Laboratory diagnosis: Amebae such as E. histolytica, are usually diagnosed in stool by microscopic examination of permanently stained smears (e.g. hematoxylin) or after concentration on wet mounts, with or without iodine stain. It can also be identified in aspirates or biopsy samples obtained during colonoscopy or surgery.
However, E. histolytica is morphologically identical to Entamoeba dispar, which is nonpathogenic. Therefore, differentiation cannot be made on the basis of microscopical examination (unless red blood cells are found ingested in the trophozoites of E. histolytica, which is rarely seen). Following microscopy, the result is then reported as E. histolytica/E. dispar.

At the Laboratoire de santé publique du Québec (LSPQ), we developed a PCR technique enabling us to differentiate E. histolytica and E. dispar. However, this molecular method cannot be used on SAF- or formalin-fixed specimens received for diagnosis of intestinal parasites. Therefore, when the complex E. histolytica/E. dispar is identified, a new stool specimen is requested with a portion unfixed and frozen as soon as possible. The unfixed specimen must be sent on dry ice to the LSPQ to assure ideal conditions for analysis. With this method, the differentiation between both species can be done.

E. histolytica is rarely identified in those specimens. An average of only 6% of the positive specimens (range 2.4 to 9.5% in the last 10 years) received for differentiation at the LSPQ were identified as E. histolytica, which is consistent with the data reported above. Usually, it is recovered from immigrants or travellers to endemic areas. Differentiation is therefore useful to avoid unnecessary treatment for patients infected with E. dispar.

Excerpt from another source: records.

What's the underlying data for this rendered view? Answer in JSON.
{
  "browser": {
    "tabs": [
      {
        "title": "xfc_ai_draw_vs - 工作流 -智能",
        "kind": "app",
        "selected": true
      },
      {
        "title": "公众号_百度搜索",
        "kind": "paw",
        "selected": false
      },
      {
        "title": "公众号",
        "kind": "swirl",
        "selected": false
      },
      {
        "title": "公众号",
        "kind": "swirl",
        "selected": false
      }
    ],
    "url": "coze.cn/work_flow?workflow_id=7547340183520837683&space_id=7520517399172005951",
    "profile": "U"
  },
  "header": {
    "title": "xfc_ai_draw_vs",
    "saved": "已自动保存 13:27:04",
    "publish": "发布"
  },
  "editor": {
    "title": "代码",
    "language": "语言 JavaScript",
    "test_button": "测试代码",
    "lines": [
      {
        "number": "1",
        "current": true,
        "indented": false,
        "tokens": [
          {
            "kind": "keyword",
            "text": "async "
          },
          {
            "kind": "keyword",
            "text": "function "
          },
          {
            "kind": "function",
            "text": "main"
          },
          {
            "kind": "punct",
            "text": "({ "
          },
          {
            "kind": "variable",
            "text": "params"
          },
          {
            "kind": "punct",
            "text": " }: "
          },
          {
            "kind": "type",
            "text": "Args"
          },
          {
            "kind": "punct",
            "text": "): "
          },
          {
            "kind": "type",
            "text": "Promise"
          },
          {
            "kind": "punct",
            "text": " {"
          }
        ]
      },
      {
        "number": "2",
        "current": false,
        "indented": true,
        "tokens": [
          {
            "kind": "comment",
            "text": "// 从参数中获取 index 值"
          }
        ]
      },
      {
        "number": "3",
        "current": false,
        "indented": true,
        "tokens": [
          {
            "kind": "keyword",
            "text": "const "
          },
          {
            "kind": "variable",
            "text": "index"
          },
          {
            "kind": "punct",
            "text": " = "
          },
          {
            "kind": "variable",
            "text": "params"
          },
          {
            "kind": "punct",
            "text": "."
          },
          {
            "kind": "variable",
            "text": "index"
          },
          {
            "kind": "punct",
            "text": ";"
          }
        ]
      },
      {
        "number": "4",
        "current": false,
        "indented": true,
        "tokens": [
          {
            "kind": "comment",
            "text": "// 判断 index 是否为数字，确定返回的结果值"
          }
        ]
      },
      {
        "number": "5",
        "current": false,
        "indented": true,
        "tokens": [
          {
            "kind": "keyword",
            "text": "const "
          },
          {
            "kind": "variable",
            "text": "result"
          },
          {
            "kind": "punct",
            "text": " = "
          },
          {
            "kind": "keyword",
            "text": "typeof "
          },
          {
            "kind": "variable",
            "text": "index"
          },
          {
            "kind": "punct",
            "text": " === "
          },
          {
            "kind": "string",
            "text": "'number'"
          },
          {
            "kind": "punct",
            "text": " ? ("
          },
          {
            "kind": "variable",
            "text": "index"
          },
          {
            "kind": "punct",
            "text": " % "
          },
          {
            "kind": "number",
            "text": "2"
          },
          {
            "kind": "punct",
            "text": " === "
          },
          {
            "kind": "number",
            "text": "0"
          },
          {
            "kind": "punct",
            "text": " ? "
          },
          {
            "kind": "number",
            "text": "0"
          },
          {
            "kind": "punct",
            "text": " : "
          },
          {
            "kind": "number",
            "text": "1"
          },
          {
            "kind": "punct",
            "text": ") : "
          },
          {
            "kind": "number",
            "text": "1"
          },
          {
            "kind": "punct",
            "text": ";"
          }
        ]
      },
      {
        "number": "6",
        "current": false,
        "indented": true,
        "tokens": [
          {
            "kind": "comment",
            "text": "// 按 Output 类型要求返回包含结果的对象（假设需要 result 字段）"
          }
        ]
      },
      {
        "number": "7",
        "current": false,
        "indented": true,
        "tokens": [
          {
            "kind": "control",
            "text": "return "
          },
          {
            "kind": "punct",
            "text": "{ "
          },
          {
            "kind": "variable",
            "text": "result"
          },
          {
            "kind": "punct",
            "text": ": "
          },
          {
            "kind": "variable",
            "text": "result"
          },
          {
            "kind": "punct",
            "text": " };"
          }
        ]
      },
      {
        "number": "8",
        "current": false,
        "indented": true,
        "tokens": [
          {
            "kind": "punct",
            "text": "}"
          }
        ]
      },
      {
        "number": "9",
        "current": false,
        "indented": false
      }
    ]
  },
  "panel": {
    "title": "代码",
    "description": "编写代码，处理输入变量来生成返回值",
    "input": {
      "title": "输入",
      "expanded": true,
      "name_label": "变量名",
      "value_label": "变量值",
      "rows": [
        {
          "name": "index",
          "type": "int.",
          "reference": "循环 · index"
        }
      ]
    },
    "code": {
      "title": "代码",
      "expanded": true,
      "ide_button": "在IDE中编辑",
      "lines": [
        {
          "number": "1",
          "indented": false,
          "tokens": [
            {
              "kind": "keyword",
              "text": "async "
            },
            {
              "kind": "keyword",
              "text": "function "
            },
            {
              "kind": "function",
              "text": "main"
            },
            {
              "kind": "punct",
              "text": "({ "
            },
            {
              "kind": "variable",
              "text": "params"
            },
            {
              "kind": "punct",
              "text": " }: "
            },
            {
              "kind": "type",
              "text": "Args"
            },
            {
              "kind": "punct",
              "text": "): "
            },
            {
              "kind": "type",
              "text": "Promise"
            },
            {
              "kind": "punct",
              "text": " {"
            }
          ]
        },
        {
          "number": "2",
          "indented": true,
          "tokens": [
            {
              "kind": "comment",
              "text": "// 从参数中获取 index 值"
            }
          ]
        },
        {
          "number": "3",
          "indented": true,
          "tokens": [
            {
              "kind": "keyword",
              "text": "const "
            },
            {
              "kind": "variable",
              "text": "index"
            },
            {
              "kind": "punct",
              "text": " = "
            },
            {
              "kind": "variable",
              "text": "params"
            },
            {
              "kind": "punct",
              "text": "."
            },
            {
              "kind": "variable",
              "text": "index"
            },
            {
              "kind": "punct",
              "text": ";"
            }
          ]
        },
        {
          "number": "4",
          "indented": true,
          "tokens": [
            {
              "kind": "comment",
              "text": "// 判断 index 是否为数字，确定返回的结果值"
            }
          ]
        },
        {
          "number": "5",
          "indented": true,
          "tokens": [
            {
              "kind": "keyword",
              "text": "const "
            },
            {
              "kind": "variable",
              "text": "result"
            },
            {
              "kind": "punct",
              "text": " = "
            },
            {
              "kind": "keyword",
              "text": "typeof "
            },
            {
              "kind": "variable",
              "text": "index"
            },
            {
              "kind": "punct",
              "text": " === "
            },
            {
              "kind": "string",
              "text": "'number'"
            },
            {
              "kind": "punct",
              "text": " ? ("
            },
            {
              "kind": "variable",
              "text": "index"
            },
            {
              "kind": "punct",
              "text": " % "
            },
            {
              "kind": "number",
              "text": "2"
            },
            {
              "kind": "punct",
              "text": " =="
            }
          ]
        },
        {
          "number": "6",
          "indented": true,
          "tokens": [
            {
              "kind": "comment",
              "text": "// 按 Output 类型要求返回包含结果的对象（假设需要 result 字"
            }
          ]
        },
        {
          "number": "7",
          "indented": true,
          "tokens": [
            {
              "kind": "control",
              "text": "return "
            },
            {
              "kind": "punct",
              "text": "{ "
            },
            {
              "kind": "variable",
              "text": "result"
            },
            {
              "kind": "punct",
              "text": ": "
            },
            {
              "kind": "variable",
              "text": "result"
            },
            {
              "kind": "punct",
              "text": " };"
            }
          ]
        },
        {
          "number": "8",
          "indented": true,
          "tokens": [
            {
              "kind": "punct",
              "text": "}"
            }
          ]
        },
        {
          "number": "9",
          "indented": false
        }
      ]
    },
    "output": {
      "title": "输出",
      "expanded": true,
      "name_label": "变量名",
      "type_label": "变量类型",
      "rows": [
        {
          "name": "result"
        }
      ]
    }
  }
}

Antigen detection can also be used to differentiate E. histolytica from E. dispar. A few EIA commercial tests are available that can identify E. histolytica specifically; however these tests can be performed only on fresh or frozen stool (as for PCR testing). Serodiagnosis (e.g. EIA) is also available. Sera are positive only in invasive disease. However, antibodies can persist in the blood for many years; so a positive result is not necessarily indicative of an acute disease. Serologic analyses are available at the National Centre for Parasitology, Montreal General Hospital, in Canada.

Treatment: Iodoquinol, paromomycin or diloxanide furoate (not available commercially in the U. S.) for asymptomatic patients; metronidazole or tinidazole, followed by iodoquinol or paromomycin for mild to severe intestinal disease and extraintestinal disease.

Control measures: Improved disposal of feces in developing countries, good hygiene, avoiding ingestion of unboiled tap water when traveling in endemic countries, washing of fruits and vegetables, cooking and freezing of foods are all effective in reducing the risk of contamination.